- _Task statement_
Reproduce the data that follows in its entirety, character for character.

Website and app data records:
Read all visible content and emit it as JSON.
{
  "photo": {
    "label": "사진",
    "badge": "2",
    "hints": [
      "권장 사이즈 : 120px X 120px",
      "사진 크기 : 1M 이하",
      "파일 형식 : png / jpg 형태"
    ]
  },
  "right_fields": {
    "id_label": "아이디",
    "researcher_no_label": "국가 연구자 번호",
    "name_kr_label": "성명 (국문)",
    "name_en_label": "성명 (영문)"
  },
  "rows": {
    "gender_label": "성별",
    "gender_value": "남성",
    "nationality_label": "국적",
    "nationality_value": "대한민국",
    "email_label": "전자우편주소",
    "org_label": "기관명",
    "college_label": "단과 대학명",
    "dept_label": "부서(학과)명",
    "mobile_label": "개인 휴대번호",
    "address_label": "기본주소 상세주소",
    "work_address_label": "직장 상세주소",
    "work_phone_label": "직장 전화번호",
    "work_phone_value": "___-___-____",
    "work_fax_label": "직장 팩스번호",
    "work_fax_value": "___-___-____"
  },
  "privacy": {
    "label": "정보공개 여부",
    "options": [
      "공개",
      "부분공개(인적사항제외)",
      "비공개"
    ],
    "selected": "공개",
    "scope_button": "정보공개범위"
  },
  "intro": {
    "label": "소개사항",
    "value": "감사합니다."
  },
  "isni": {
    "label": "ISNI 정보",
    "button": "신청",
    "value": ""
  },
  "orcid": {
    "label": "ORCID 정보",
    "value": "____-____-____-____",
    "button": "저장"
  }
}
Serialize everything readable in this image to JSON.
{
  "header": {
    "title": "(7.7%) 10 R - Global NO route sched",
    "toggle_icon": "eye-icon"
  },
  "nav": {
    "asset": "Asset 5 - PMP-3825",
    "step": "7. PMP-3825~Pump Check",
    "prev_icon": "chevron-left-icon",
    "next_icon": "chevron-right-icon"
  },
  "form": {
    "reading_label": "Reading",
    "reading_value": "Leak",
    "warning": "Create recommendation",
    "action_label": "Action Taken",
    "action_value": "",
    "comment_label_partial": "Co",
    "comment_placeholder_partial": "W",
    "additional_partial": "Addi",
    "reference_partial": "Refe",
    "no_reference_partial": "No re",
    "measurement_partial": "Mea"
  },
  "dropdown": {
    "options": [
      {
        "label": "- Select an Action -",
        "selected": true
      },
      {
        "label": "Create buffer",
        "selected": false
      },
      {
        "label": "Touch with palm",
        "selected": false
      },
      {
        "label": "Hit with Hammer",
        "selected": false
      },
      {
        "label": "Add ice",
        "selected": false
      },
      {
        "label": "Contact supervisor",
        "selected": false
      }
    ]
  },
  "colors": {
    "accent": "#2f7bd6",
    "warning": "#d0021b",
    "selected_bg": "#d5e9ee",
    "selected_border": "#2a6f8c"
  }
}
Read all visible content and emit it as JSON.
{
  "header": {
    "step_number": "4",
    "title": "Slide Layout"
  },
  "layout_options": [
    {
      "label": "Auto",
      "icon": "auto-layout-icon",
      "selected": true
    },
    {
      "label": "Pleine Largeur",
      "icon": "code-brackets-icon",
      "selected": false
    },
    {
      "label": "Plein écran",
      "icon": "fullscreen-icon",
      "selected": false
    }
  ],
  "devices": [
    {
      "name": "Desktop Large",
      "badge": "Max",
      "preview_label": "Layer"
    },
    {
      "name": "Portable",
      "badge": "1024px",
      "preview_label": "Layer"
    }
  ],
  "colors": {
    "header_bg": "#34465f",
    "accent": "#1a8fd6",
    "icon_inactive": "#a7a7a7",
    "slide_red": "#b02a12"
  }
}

- _Output for this exercise_
Read all visible content and emit it as JSON.
{
  "photo": {
    "label": "사진",
    "badge": "2",
    "hints": [
      "권장 사이즈 : 120px X 120px",
      "사진 크기 : 1M 이하",
      "파일 형식 : png / jpg 형태"
    ]
  },
  "right_fields": {
    "id_label": "아이디",
    "researcher_no_label": "국가 연구자 번호",
    "name_kr_label": "성명 (국문)",
    "name_en_label": "성명 (영문)"
  },
  "rows": {
    "gender_label": "성별",
    "gender_value": "남성",
    "nationality_label": "국적",
    "nationality_value": "대한민국",
    "email_label": "전자우편주소",
    "org_label": "기관명",
    "college_label": "단과 대학명",
    "dept_label": "부서(학과)명",
    "mobile_label": "개인 휴대번호",
    "address_label": "기본주소 상세주소",
    "work_address_label": "직장 상세주소",
    "work_phone_label": "직장 전화번호",
    "work_phone_value": "___-___-____",
    "work_fax_label": "직장 팩스번호",
    "work_fax_value": "___-___-____"
  },
  "privacy": {
    "label": "정보공개 여부",
    "options": [
      "공개",
      "부분공개(인적사항제외)",
      "비공개"
    ],
    "selected": "공개",
    "scope_button": "정보공개범위"
  },
  "intro": {
    "label": "소개사항",
    "value": "감사합니다."
  },
  "isni": {
    "label": "ISNI 정보",
    "button": "신청",
    "value": ""
  },
  "orcid": {
    "label": "ORCID 정보",
    "value": "____-____-____-____",
    "button": "저장"
  }
}
Serialize everything readable in this image to JSON.
{
  "header": {
    "title": "(7.7%) 10 R - Global NO route sched",
    "toggle_icon": "eye-icon"
  },
  "nav": {
    "asset": "Asset 5 - PMP-3825",
    "step": "7. PMP-3825~Pump Check",
    "prev_icon": "chevron-left-icon",
    "next_icon": "chevron-right-icon"
  },
  "form": {
    "reading_label": "Reading",
    "reading_value": "Leak",
    "warning": "Create recommendation",
    "action_label": "Action Taken",
    "action_value": "",
    "comment_label_partial": "Co",
    "comment_placeholder_partial": "W",
    "additional_partial": "Addi",
    "reference_partial": "Refe",
    "no_reference_partial": "No re",
    "measurement_partial": "Mea"
  },
  "dropdown": {
    "options": [
      {
        "label": "- Select an Action -",
        "selected": true
      },
      {
        "label": "Create buffer",
        "selected": false
      },
      {
        "label": "Touch with palm",
        "selected": false
      },
      {
        "label": "Hit with Hammer",
        "selected": false
      },
      {
        "label": "Add ice",
        "selected": false
      },
      {
        "label": "Contact supervisor",
        "selected": false
      }
    ]
  },
  "colors": {
    "accent": "#2f7bd6",
    "warning": "#d0021b",
    "selected_bg": "#d5e9ee",
    "selected_border": "#2a6f8c"
  }
}
Read all visible content and emit it as JSON.
{
  "header": {
    "step_number": "4",
    "title": "Slide Layout"
  },
  "layout_options": [
    {
      "label": "Auto",
      "icon": "auto-layout-icon",
      "selected": true
    },
    {
      "label": "Pleine Largeur",
      "icon": "code-brackets-icon",
      "selected": false
    },
    {
      "label": "Plein écran",
      "icon": "fullscreen-icon",
      "selected": false
    }
  ],
  "devices": [
    {
      "name": "Desktop Large",
      "badge": "Max",
      "preview_label": "Layer"
    },
    {
      "name": "Portable",
      "badge": "1024px",
      "preview_label": "Layer"
    }
  ],
  "colors": {
    "header_bg": "#34465f",
    "accent": "#1a8fd6",
    "icon_inactive": "#a7a7a7",
    "slide_red": "#b02a12"
  }
}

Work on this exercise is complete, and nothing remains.